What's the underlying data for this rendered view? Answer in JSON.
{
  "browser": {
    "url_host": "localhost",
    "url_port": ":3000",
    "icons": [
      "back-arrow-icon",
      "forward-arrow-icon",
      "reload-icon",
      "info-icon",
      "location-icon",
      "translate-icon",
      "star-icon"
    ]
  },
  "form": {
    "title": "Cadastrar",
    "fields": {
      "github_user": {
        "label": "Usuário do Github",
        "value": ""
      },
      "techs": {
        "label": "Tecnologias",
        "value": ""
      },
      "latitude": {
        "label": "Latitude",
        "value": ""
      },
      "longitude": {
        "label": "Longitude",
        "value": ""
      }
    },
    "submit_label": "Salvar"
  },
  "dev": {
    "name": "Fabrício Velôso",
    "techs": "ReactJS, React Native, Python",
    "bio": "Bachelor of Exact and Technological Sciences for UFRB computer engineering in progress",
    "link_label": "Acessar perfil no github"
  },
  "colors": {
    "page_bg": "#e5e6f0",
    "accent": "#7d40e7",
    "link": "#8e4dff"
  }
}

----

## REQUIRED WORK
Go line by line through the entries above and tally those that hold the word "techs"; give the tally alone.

## WRITTEN RESPONSE
2